Tuesday, February 17, 2009

Week 6: The Dispossessed

The Dispossessed is in so many ways a fascinating novel of the complexities of human interests, desires, passions, and relationships. While many science fiction novels are able to pinpoint and effectively critique mechanisms of modern societies, this is the first we have read this semester, I believe, that effectively portrays the myriad dichotomous relationships that define who we have become (and are becoming). While there is so much that could be said of this book—including discussions about religion, anarchy, capitalism (once again), feminism, and so forth—the separation of societies is something I would like to touch on. The Dispossessed shows the awkward separation of two societies that have for so long chosen not to associate much with each other. Within these two societies, though, exist other dialectical associations—relationships between men and women, between countries (A-Io and Thu), and between children and parents. Such relationships often show a disconnect between the way we choose to interact. Motivation is an interesting concept here as we see anything from animalistic sex drive to politics to consumerism as a source of desire that drives the human will. What is it, though, that forces us to make separations from each other? Why, since the beginning of man, must there always be a power struggle—an opposite to which organizations must compare themselves?
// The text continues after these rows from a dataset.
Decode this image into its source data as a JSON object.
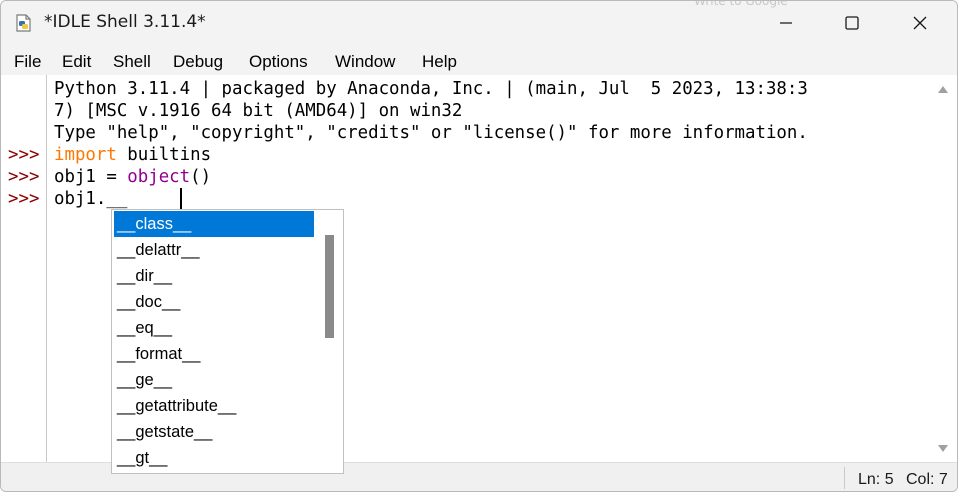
{
  "window": {
    "title": "*IDLE Shell 3.11.4*",
    "background_text": "Write to Google"
  },
  "menu": [
    "File",
    "Edit",
    "Shell",
    "Debug",
    "Options",
    "Window",
    "Help"
  ],
  "shell": {
    "prompt": ">>>",
    "banner": [
      "Python 3.11.4 | packaged by Anaconda, Inc. | (main, Jul  5 2023, 13:38:3",
      "7) [MSC v.1916 64 bit (AMD64)] on win32",
      "Type \"help\", \"copyright\", \"credits\" or \"license()\" for more information."
    ],
    "commands": [
      {
        "keyword": "import",
        "rest": " builtins"
      },
      {
        "prefix": "obj1 = ",
        "builtin": "object",
        "suffix": "()"
      },
      {
        "text": "obj1.__"
      }
    ]
  },
  "autocomplete": {
    "items": [
      "__class__",
      "__delattr__",
      "__dir__",
      "__doc__",
      "__eq__",
      "__format__",
      "__ge__",
      "__getattribute__",
      "__getstate__",
      "__gt__"
    ],
    "selected_index": 0
  },
  "status": {
    "line": "Ln: 5",
    "col": "Col: 7"
  },
  "colors": {
    "prompt": "#8b0000",
    "keyword": "#ff7700",
    "builtin": "#900090",
    "selection": "#0078d7"
  },
  "icons": [
    "python-idle-icon",
    "minimize-icon",
    "maximize-icon",
    "close-icon",
    "scroll-up-icon",
    "scroll-down-icon"
  ]
}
I see this phenomenon happening in nearly every aspect of our lives. Where there is a sports team, there is almost always a heated rival between another team. In the military, we see ideological schisms between the Army and Navy. Countries typically have a number one foe on their hit list. Religions find their counterparts and pursue heated and even violent debates. The Dispossessed shows the estrangement between two very different societies—Annares and Urras—where the latter exiled the former to a desolate land. I couldn’t help but make the association between the early American settlers and the American Indians. Mankind has a unique trait that searches for a reason to dominate, to control. Such is also represented with the men over the women in Urras. This book effectively shows these relationships and their complex and recurring-ness in daily human life. One very important reason for this, as LeGuin shows early on in the book, is a difference in language.
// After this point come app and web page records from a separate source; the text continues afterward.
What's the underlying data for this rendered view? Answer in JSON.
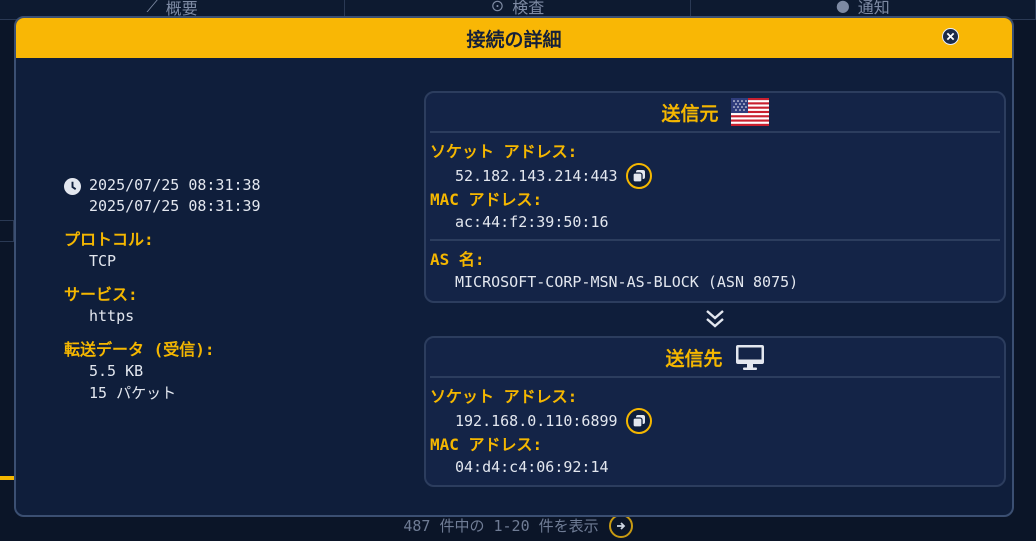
{
  "background": {
    "tabs": [
      {
        "label": "概要",
        "icon": "chart-icon"
      },
      {
        "label": "検査",
        "icon": "search-icon"
      },
      {
        "label": "通知",
        "icon": "bell-icon"
      }
    ],
    "footer_text": "487 件中の 1-20 件を表示"
  },
  "modal": {
    "title": "接続の詳細",
    "accent": "#f9b705"
  },
  "summary": {
    "time_start": "2025/07/25 08:31:38",
    "time_end": "2025/07/25 08:31:39",
    "protocol_label": "プロトコル:",
    "protocol_value": "TCP",
    "service_label": "サービス:",
    "service_value": "https",
    "transfer_label": "転送データ (受信):",
    "transfer_bytes": "5.5 KB",
    "transfer_packets": "15 パケット"
  },
  "source": {
    "title": "送信元",
    "flag_icon": "us-flag-icon",
    "socket_label": "ソケット アドレス:",
    "socket_value": "52.182.143.214:443",
    "mac_label": "MAC アドレス:",
    "mac_value": "ac:44:f2:39:50:16",
    "as_label": "AS 名:",
    "as_value": "MICROSOFT-CORP-MSN-AS-BLOCK (ASN 8075)"
  },
  "destination": {
    "title": "送信先",
    "device_icon": "monitor-icon",
    "socket_label": "ソケット アドレス:",
    "socket_value": "192.168.0.110:6899",
    "mac_label": "MAC アドレス:",
    "mac_value": "04:d4:c4:06:92:14"
  }
}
As one who studies communication, the separation of ideologies because of language is interesting. Shevek and his planet (moon) struggle with the notion of ownership in great part because their language doesn’t allow for it. Instead of saying “you can borrow my shirt,” Anarresti are forced to say “you can use the shirt I wear,” effectively removing ownership from the sentence. This very subtle difference in language mechanics can shift an entire ideology. Thus, is it fair to say that language shapes us rather than the way around? Certainly. The way we think and react is contingent upon the way our language works. And there are so many things we can’t say simply because out language doesn’t allow for it. In the world how much of our struggles and our polarized relationships develop as a direct or indirect cause of our language?